Fluorescent pH-sensitive nanoparticles indicate bacterial growth
Rotting foods are a serious risk to our health. The food industry is therefore correspondingly strict in its vigilance toward bacteria in products. The influence of production and storage conditions on the growth of pathogens must constantly be evaluated. In the journal Angewandte Chemie ("Fluorescent pH-Sensitive Nanoparticles in an Agarose Matrix for Imaging of Bacterial Growth and Metabolism"), researchers from Regensburg, Germany have now introduced a new method for monitoring the growth of bacteria: The fluorescence of nanoparticles embedded in an agarose growth medium changes significantly when the pH value changes because of bacterial metabolism. This can be monitored in real time with a simple digital camera.

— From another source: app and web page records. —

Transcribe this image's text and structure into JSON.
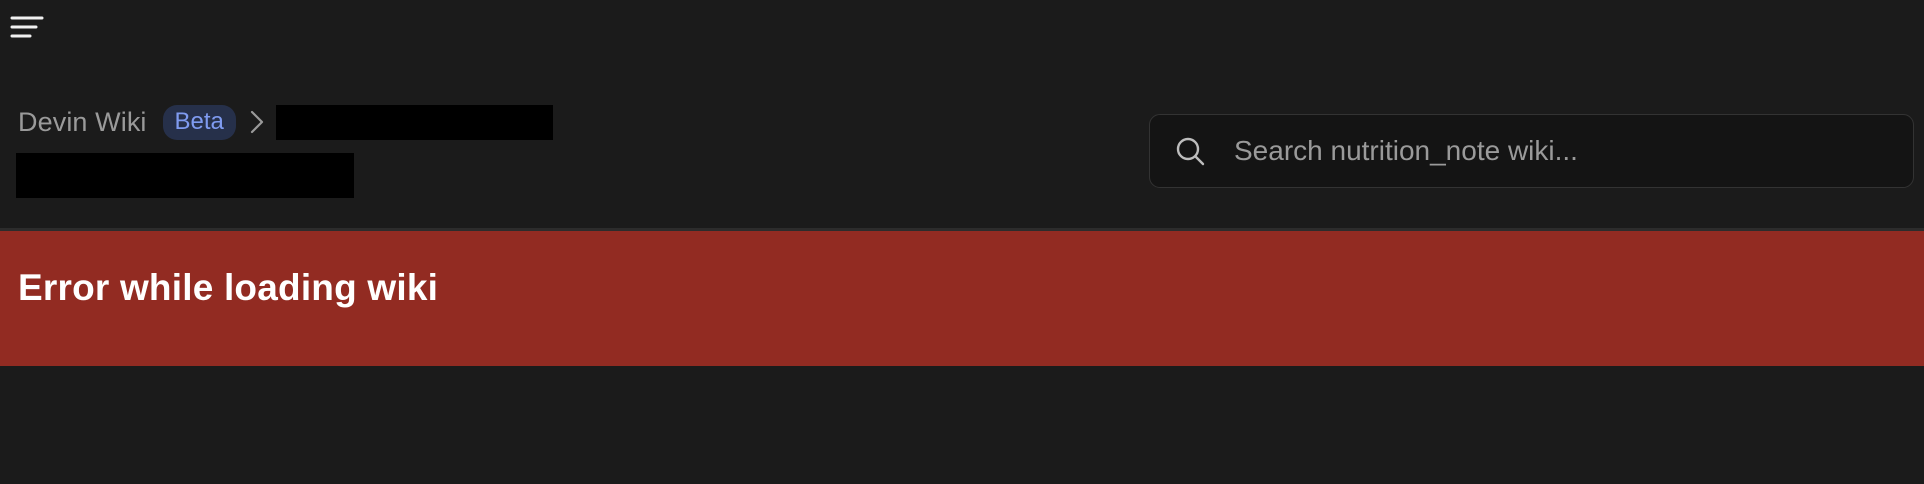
{
  "header": {
    "menu_icon": "hamburger-menu-icon",
    "breadcrumb": {
      "root_label": "Devin Wiki",
      "badge_label": "Beta",
      "separator_icon": "chevron-right-icon"
    }
  },
  "search": {
    "icon": "search-icon",
    "placeholder": "Search nutrition_note wiki...",
    "value": ""
  },
  "error": {
    "message": "Error while loading wiki",
    "color": "#922b22"
  },
  "colors": {
    "background": "#1b1b1b",
    "badge_bg": "#26304a",
    "badge_text": "#7f9bf0"
  }
}
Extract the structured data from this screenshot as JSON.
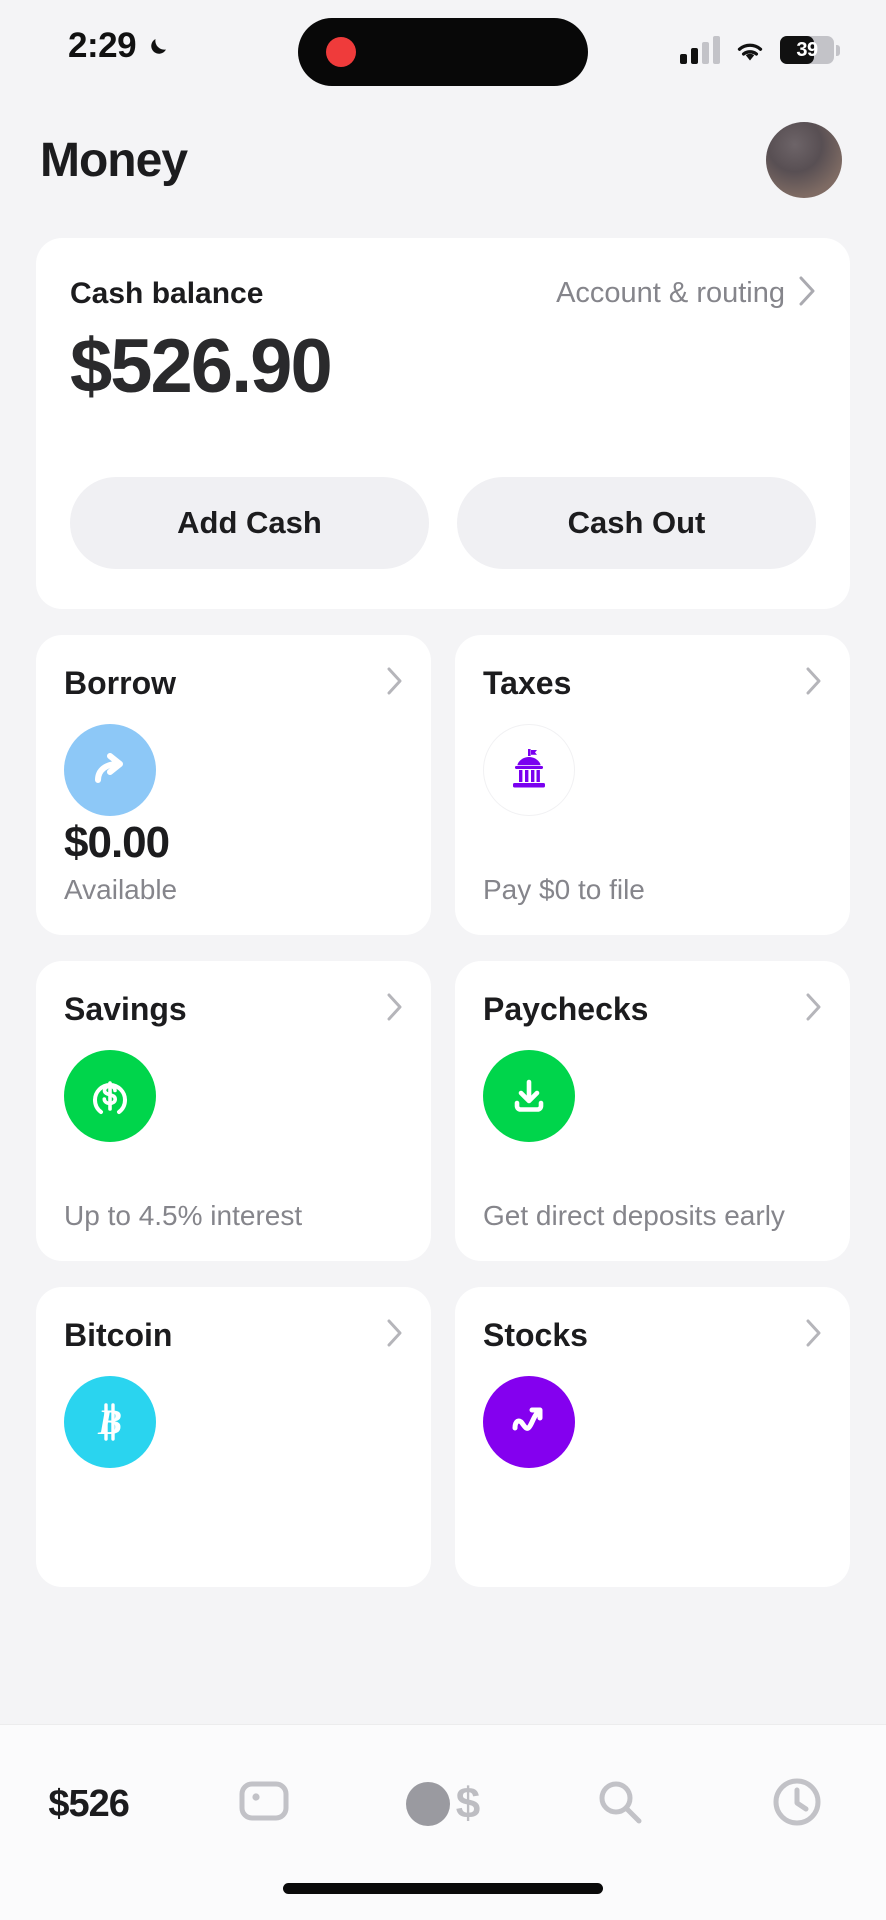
{
  "status_bar": {
    "time": "2:29",
    "dnd_icon": "moon-icon",
    "recording_icon": "record-dot-icon",
    "signal_icon": "cellular-signal-icon",
    "wifi_icon": "wifi-icon",
    "battery_level": "39",
    "battery_icon": "battery-icon"
  },
  "header": {
    "title": "Money",
    "avatar_icon": "profile-avatar"
  },
  "balance_card": {
    "label": "Cash balance",
    "account_routing_label": "Account & routing",
    "chevron_icon": "chevron-right-icon",
    "amount": "$526.90",
    "add_cash_label": "Add Cash",
    "cash_out_label": "Cash Out"
  },
  "tiles": [
    {
      "title": "Borrow",
      "icon": "borrow-arrow-icon",
      "icon_color": "#8dc8f7",
      "value": "$0.00",
      "subtitle": "Available",
      "chevron_icon": "chevron-right-icon"
    },
    {
      "title": "Taxes",
      "icon": "government-building-icon",
      "icon_color": "#8400ef",
      "value": "",
      "subtitle": "Pay $0 to file",
      "chevron_icon": "chevron-right-icon"
    },
    {
      "title": "Savings",
      "icon": "savings-dollar-icon",
      "icon_color": "#00d54b",
      "value": "",
      "subtitle": "Up to 4.5% interest",
      "chevron_icon": "chevron-right-icon"
    },
    {
      "title": "Paychecks",
      "icon": "direct-deposit-download-icon",
      "icon_color": "#00d54b",
      "value": "",
      "subtitle": "Get direct deposits early",
      "chevron_icon": "chevron-right-icon"
    },
    {
      "title": "Bitcoin",
      "icon": "bitcoin-icon",
      "icon_color": "#2ad4ef",
      "value": "",
      "subtitle": "",
      "chevron_icon": "chevron-right-icon"
    },
    {
      "title": "Stocks",
      "icon": "stocks-trending-up-icon",
      "icon_color": "#8400ef",
      "value": "",
      "subtitle": "",
      "chevron_icon": "chevron-right-icon"
    }
  ],
  "tab_bar": {
    "money_label": "$526",
    "card_icon": "card-icon",
    "pay_icon": "pay-dollar-icon",
    "search_icon": "search-icon",
    "activity_icon": "clock-activity-icon"
  }
}
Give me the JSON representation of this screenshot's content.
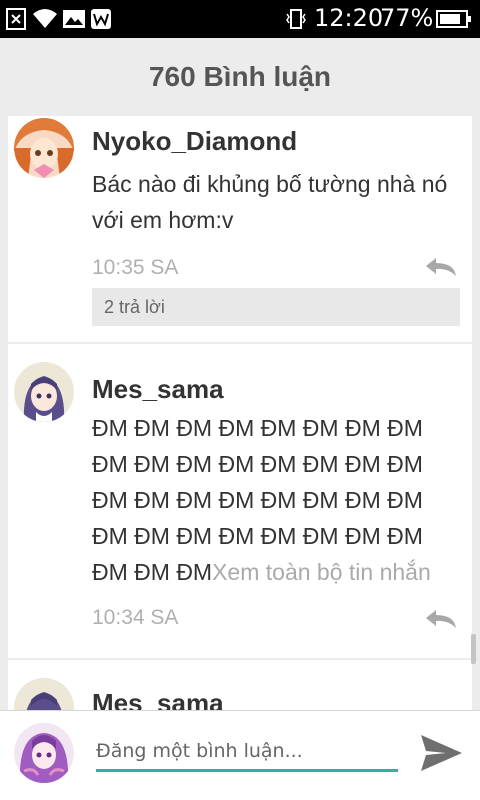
{
  "status_bar": {
    "time": "12:20",
    "battery_percent": "77%",
    "icons": [
      "close-box-icon",
      "wifi-icon",
      "image-icon",
      "w-app-icon",
      "vibrate-icon",
      "battery-icon"
    ]
  },
  "header": {
    "title": "760 Bình luận"
  },
  "comments": [
    {
      "username": "Nyoko_Diamond",
      "text": "Bác nào đi khủng bố tường nhà nó với em hơm:v",
      "time": "10:35 SA",
      "replies_label": "2 trả lời"
    },
    {
      "username": "Mes_sama",
      "text": "ĐM ĐM ĐM ĐM ĐM ĐM ĐM ĐM ĐM ĐM ĐM ĐM ĐM ĐM ĐM ĐM ĐM ĐM ĐM ĐM ĐM ĐM ĐM ĐM ĐM ĐM ĐM ĐM ĐM ĐM ĐM ĐM ĐM ĐM ĐM",
      "see_more": "Xem toàn bộ tin nhắn",
      "time": "10:34 SA"
    },
    {
      "username": "Mes_sama"
    }
  ],
  "composer": {
    "placeholder": "Đăng một bình luận..."
  },
  "colors": {
    "accent": "#26b5a6",
    "background": "#ececec",
    "muted": "#b0b0b0"
  }
}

Xu-dong Wang, Robert J. Meier, and Otto S. Wolfbeis from the University of Regensburg have developed a truly simple, broadly applicable process for the production of nanosensors for this purpose. A biocompatible polymer with water-friendly (hydrophilic) and water-repellent (hydrophobic) domains is added to water. If the concentration is right, the polymer forms stable micelles with relatively hydrophobic cores and a more hydrophilic outer layer. The researchers embedded two different fluorescent dyes in these micelles. The first is a hydrophobic fluorescein dye that gives of green light when excited by an LED, and is sensitive to changes in the pH value. The second dye exhibits red fluorescence that is independent of the pH value and thus acts as an internal reference. These nanosensors are mixed into a combination of agarose and nutrients commonly used for bacterial cultures. This mixture is poured into Petri dishes, where it forms a gel.

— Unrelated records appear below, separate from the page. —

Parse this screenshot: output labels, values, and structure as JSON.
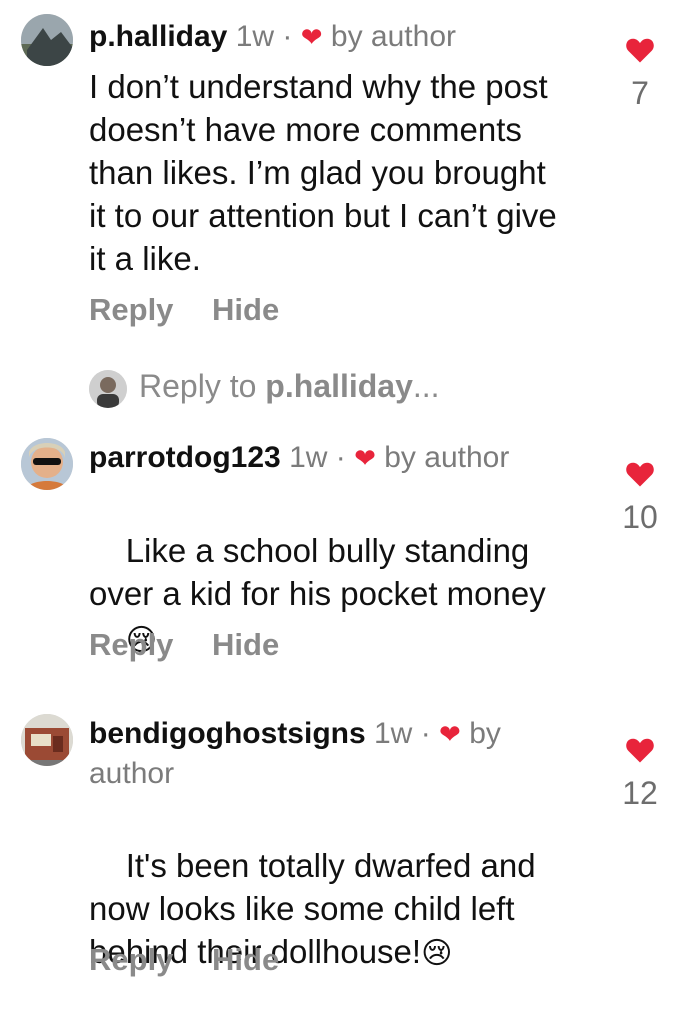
{
  "comments": [
    {
      "username": "p.halliday",
      "time": "1w",
      "sep": "·",
      "by_author": "by author",
      "text": "I don’t understand why the post\ndoesn’t have more comments\nthan likes. I’m glad you brought\nit to our attention but I can’t give\nit a like.",
      "likes": "7",
      "reply_label": "Reply",
      "hide_label": "Hide"
    },
    {
      "username": "parrotdog123",
      "time": "1w",
      "sep": "·",
      "by_author": "by author",
      "text": "Like a school bully standing\nover a kid for his pocket money",
      "emoji": "😢",
      "likes": "10",
      "reply_label": "Reply",
      "hide_label": "Hide"
    },
    {
      "username": "bendigoghostsigns",
      "time": "1w",
      "sep": "·",
      "by_author_1": "by",
      "by_author_2": "author",
      "text": "It's been totally dwarfed and\nnow looks like some child left\nbehind their dollhouse!",
      "emoji": "😢",
      "likes": "12",
      "reply_label": "Reply",
      "hide_label": "Hide"
    }
  ],
  "reply_prompt": {
    "prefix": "Reply to ",
    "target": "p.halliday",
    "suffix": "..."
  },
  "colors": {
    "heart": "#e8243b",
    "muted": "#8a8a8a",
    "text": "#111111"
  }
}
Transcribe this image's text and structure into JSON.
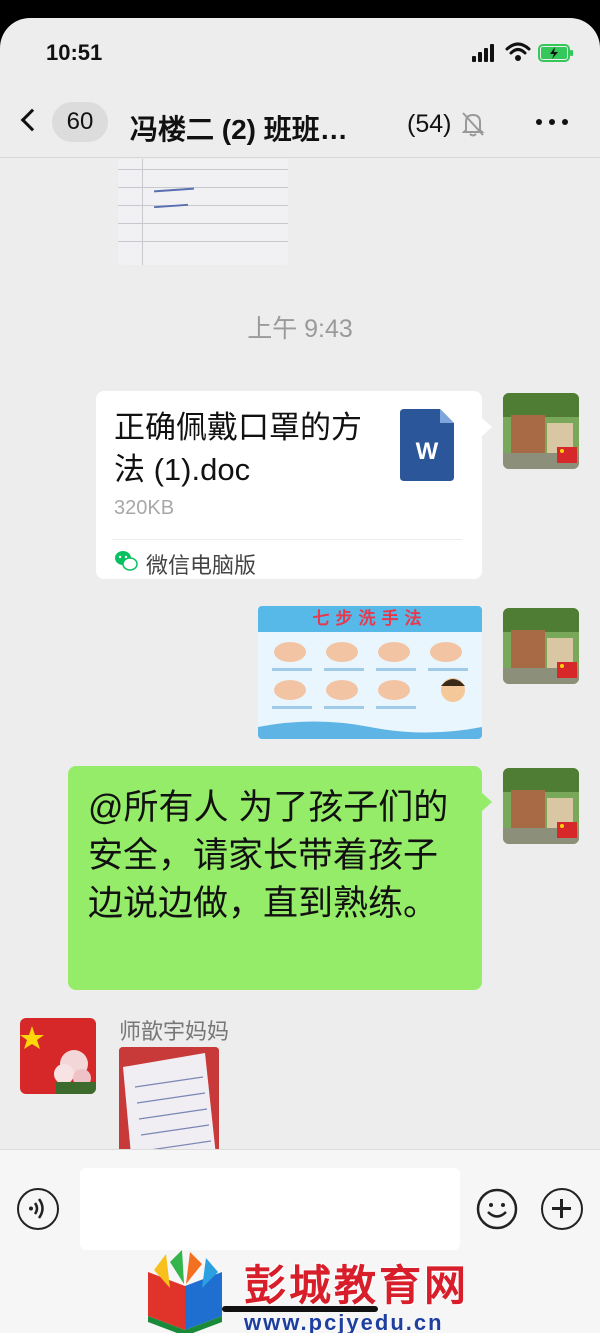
{
  "status_bar": {
    "time": "10:51"
  },
  "nav": {
    "back_count": "60",
    "title": "冯楼二 (2) 班班…",
    "member_count": "(54)",
    "icons": [
      "chevron-left-icon",
      "mute-bell-icon",
      "more-icon"
    ]
  },
  "chat": {
    "timestamp": "上午 9:43",
    "file_message": {
      "name": "正确佩戴口罩的方法 (1).doc",
      "size": "320KB",
      "source": "微信电脑版",
      "file_icon_letter": "W",
      "file_icon_color": "#2b579a"
    },
    "poster": {
      "title": "七步洗手法"
    },
    "text_message": {
      "text": "@所有人 为了孩子们的安全，请家长带着孩子边说边做，直到熟练。",
      "bubble_color": "#95ec69"
    },
    "incoming": {
      "sender": "师歆宇妈妈"
    }
  },
  "input_bar": {
    "icons": [
      "voice-icon",
      "emoji-icon",
      "plus-icon"
    ]
  },
  "watermark": {
    "title": "彭城教育网",
    "url": "www.pcjyedu.cn"
  }
}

In the initial state, the pH is set so that the green dye does not fluoresce; only the red fluorescence of the reference can be seen. When a sample containing bacteria is added, they begin to multiply. Their metabolism causes the pH value of the medium to rise. As the pH value increases, the nanoparticles give off more green light, while the red fluorescence remains unchanged. The radiation can easily be detected with the red and green channels of modern digital cameras. The changes in the ratio of green to red fluorescence over time is recorded. This reflects the growth of the bacteria.

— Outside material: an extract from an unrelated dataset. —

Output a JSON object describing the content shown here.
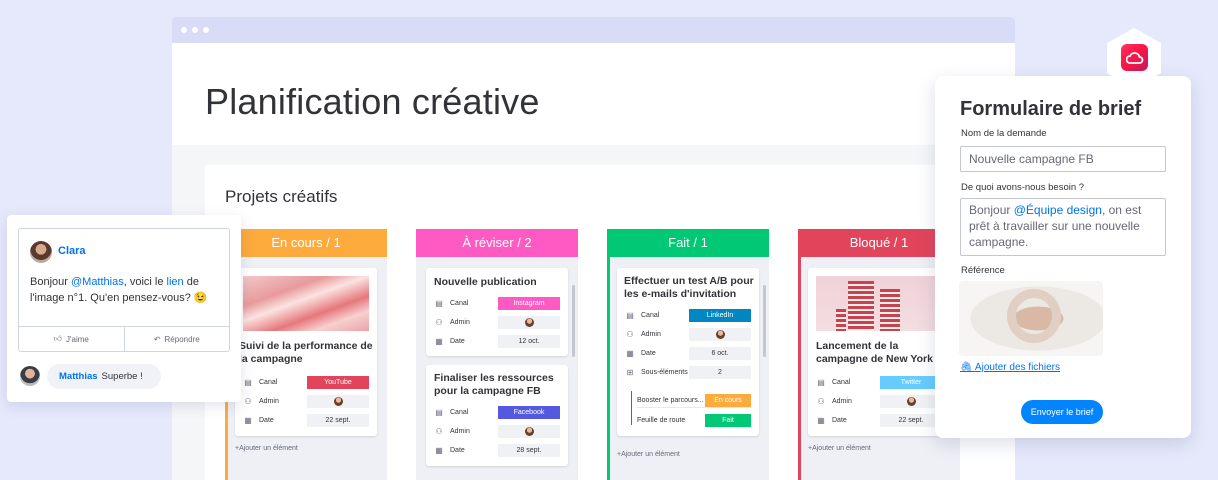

The nanoparticles are nontoxic and do not leave the agarose gel, so they are not taken up by the bacteria. They thus do not disrupt the growth of the bacteria, unlike some other sensors. The measurements are straightforward: Because it is only necessary to evaluate the ratio of the green fluorescence to the red reference, fluctuations in detection have no effect. By using conventional Petri dishes instead of small-format microtiter plates and imaging procedures instead of pH electrodes, it is also possible to resolve the spatial distribution of bacterial growth.
In the future, these new sensors could be integrated into food packaging along with a barcode to indicate the freshness of the food.